Following the news today regarding the acquisition of Inktank by Red Hat, lots of people – me included – started to wonder how would this potentially conflict with the Gluster acquisition completed by Red Hat itself nearly two years ago. Twitter has been hot all through the day on this topic and, as one would imagine, the two companies tried to give specific explanations on how Ceph and GlusterFS are actually complementary. I’m not a GlusterFS expert but I did attend recently an exciting Ceph training course and I have some doubts on what has been said. As I see lots of overlaps between the two, the truth could simply be the failure of GlusterFS to gain traction in cloud infrastructures implementations.
First off, I’d like to congratulate all the folks at Inktank for this awesome result. And not only because they’re partnering with Flexiant, the company I work for, or because some of them are former colleagues of mine, but because they’ve successfully managed to demonstrate how innovation can be still delivered in areas like IT infrastructures, that are typically considered as heavily commoditised.
A blog by Jeff Darcy (@Obdurodon) published today went just through the comparison of the architectures, the approaches and how that the two projects could actually borrow stuff from each other. But what was stated more clearly on Twitter on their positioning is the following:
@meinardi @inktank @gigaom @gigabarb not weak at all – one is a mature, scale-out POSIX-y FS, the other is for virtual block and object
— John Mark (@johnmark) April 30, 2014
Ok then Red Hat is gonna promote GlusterFS for POSIX-compliant distributed file systems and Ceph for distributed object and block store?
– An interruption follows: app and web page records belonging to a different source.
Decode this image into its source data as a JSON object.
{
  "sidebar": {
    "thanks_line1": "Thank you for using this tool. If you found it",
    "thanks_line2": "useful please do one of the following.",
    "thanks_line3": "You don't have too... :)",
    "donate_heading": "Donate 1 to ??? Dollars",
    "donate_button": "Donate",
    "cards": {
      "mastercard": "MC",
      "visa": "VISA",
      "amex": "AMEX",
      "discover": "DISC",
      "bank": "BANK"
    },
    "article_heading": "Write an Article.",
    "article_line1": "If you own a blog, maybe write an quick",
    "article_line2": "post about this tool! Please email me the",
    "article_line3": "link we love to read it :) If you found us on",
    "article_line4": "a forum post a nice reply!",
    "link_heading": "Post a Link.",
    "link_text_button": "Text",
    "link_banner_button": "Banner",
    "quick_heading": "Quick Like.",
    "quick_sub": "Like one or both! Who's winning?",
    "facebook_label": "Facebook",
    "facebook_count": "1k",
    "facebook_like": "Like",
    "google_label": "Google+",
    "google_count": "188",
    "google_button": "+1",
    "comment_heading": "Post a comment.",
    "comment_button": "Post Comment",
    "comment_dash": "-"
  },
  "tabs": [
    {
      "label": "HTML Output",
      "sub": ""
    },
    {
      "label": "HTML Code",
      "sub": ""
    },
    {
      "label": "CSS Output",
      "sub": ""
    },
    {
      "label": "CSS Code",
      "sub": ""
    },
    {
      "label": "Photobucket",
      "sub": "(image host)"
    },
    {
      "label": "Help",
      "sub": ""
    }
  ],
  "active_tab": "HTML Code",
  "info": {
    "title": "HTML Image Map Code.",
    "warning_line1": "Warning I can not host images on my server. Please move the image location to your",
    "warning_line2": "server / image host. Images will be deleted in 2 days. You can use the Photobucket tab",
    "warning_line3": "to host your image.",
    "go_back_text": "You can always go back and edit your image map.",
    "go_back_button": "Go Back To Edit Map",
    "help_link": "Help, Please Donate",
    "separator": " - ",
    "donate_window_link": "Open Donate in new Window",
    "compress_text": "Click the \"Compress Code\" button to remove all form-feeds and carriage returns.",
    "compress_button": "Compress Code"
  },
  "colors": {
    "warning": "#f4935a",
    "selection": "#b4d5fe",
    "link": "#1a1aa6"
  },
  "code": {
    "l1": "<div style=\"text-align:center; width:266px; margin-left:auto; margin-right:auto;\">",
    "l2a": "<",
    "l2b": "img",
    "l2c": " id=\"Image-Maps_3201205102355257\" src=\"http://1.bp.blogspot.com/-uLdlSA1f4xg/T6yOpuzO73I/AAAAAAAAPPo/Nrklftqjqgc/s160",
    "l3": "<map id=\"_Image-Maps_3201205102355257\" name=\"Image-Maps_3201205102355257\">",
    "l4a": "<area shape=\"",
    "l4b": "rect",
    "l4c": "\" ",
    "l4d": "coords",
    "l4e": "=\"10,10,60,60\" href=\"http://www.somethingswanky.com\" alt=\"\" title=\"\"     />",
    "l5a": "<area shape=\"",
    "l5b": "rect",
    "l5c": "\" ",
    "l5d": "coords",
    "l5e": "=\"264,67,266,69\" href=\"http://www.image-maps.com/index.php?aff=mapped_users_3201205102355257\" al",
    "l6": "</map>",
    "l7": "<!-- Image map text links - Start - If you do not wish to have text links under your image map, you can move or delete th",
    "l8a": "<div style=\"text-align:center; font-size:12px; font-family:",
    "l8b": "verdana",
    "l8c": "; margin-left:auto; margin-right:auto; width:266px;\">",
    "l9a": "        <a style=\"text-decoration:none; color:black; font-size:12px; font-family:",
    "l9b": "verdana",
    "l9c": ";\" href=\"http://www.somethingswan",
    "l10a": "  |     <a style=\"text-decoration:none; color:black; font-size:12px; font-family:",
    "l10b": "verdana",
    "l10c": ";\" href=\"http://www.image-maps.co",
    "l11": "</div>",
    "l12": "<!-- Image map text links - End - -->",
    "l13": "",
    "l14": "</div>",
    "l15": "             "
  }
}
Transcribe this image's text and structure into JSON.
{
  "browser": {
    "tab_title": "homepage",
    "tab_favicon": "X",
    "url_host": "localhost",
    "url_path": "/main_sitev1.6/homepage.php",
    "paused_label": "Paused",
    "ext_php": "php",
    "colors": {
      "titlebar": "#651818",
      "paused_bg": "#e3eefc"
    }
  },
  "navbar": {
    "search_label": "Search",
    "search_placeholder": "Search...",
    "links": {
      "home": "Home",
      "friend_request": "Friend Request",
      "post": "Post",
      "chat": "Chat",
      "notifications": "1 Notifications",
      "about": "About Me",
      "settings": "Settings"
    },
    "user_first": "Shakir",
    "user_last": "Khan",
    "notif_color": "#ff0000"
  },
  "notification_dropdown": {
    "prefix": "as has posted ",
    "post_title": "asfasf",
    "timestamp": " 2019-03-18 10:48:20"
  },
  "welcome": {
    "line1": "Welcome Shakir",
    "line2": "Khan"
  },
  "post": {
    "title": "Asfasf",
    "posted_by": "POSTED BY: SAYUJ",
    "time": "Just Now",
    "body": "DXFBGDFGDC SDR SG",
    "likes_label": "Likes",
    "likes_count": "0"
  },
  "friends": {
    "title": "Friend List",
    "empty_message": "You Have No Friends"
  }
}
Really? What if a company wants a combination of the three? Are they going to roll out two separate physical infrastructures with incompatible architectures? How about the famous TCO optimisation?
If you think about it, a file system, a block store or an object store are simply three different interfaces to consume the same type of resource: data storage. For this reason, I believe that Ceph’s approach of a unified layer underneath (RADOS) and the different interface gateways (FS, block and S3-compatible object store) is the exact right approach to providing a truly scalable, resilient storage system that can be consumed through different APIs. Now it’s also true that CephFS is not a mature technology at all but if I had to pick one to concentrate my storage development investments in the future, I’d pick Ceph.
When Red Hat acquired Gluster two years ago, the company was still betting its entire cloud orchestration strategy on CloudForms (based on Deltacloud) but then OpenStack became so popular that Red Hat, leader in anything open-source, had to commit to that. Today OpenStack counts quite a few installations with Ceph as storage backend, probably more than those with GlusterFS, and I believe this is the real reason behind the acquisition.
That said, I find this an extremely smart move, given that Red Hat now has to compete against all those hundreds of companies providing OpenStack support and consulting services. Owning the technology behind one of the most popular storage implementations could be a real way to differentiate from the competition. However, I still wonder if this is enough in order to stand out from the OpenStack consulting crowd. Of course Red Hat is a rock solid company with a brand, a history and reputation that scares off most competitors, but that’s nothing if not coupled with a high pace in delivering technology innovation.